Exercise brief: Omit the images and retype the records verbatim.

---- Provided entries

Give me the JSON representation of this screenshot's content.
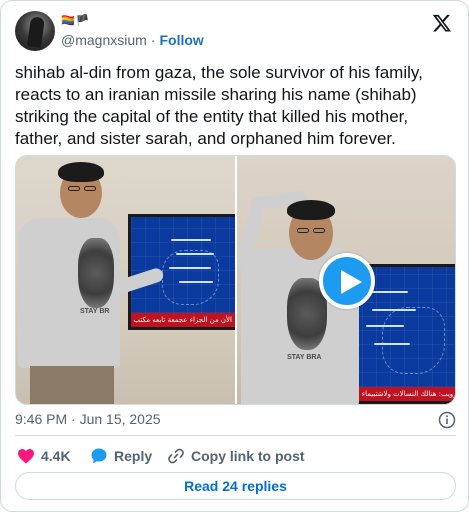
{
  "author": {
    "emoji_line": "🏳️‍🌈🏴",
    "handle": "@magnxsium",
    "separator": "·",
    "follow_label": "Follow"
  },
  "tweet": {
    "text": "shihab al-din from gaza, the sole survivor of his family, reacts to an iranian missile sharing his name (shihab) striking the capital of the entity that killed his mother, father, and sister sarah, and orphaned him forever."
  },
  "media": {
    "ticker_left": "الأن من الجزاء عجمعة تابعه مكتب الأنظار قبل العاشر",
    "ticker_right": "ترويب: هنالك النسالات ولاشتبيماء عجمعة فطر",
    "shirt_text_left": "STAY BR",
    "shirt_text_right": "STAY BRA"
  },
  "meta": {
    "timestamp": "9:46 PM · Jun 15, 2025"
  },
  "actions": {
    "like_count": "4.4K",
    "reply_label": "Reply",
    "copy_label": "Copy link to post"
  },
  "read_replies_label": "Read 24 replies",
  "colors": {
    "accent": "#1d9bf0",
    "link": "#006fd6",
    "like": "#f91880",
    "muted": "#536471",
    "border": "#cfd9de"
  },
  "icons": [
    "x-logo-icon",
    "play-icon",
    "info-icon",
    "heart-icon",
    "reply-bubble-icon",
    "link-icon"
  ]
}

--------

Answer:
Give me the JSON representation of this screenshot's content.
{
  "author": {
    "emoji_line": "🏳️‍🌈🏴",
    "handle": "@magnxsium",
    "separator": "·",
    "follow_label": "Follow"
  },
  "tweet": {
    "text": "shihab al-din from gaza, the sole survivor of his family, reacts to an iranian missile sharing his name (shihab) striking the capital of the entity that killed his mother, father, and sister sarah, and orphaned him forever."
  },
  "media": {
    "ticker_left": "الأن من الجزاء عجمعة تابعه مكتب الأنظار قبل العاشر",
    "ticker_right": "ترويب: هنالك النسالات ولاشتبيماء عجمعة فطر",
    "shirt_text_left": "STAY BR",
    "shirt_text_right": "STAY BRA"
  },
  "meta": {
    "timestamp": "9:46 PM · Jun 15, 2025"
  },
  "actions": {
    "like_count": "4.4K",
    "reply_label": "Reply",
    "copy_label": "Copy link to post"
  },
  "read_replies_label": "Read 24 replies",
  "colors": {
    "accent": "#1d9bf0",
    "link": "#006fd6",
    "like": "#f91880",
    "muted": "#536471",
    "border": "#cfd9de"
  },
  "icons": [
    "x-logo-icon",
    "play-icon",
    "info-icon",
    "heart-icon",
    "reply-bubble-icon",
    "link-icon"
  ]
}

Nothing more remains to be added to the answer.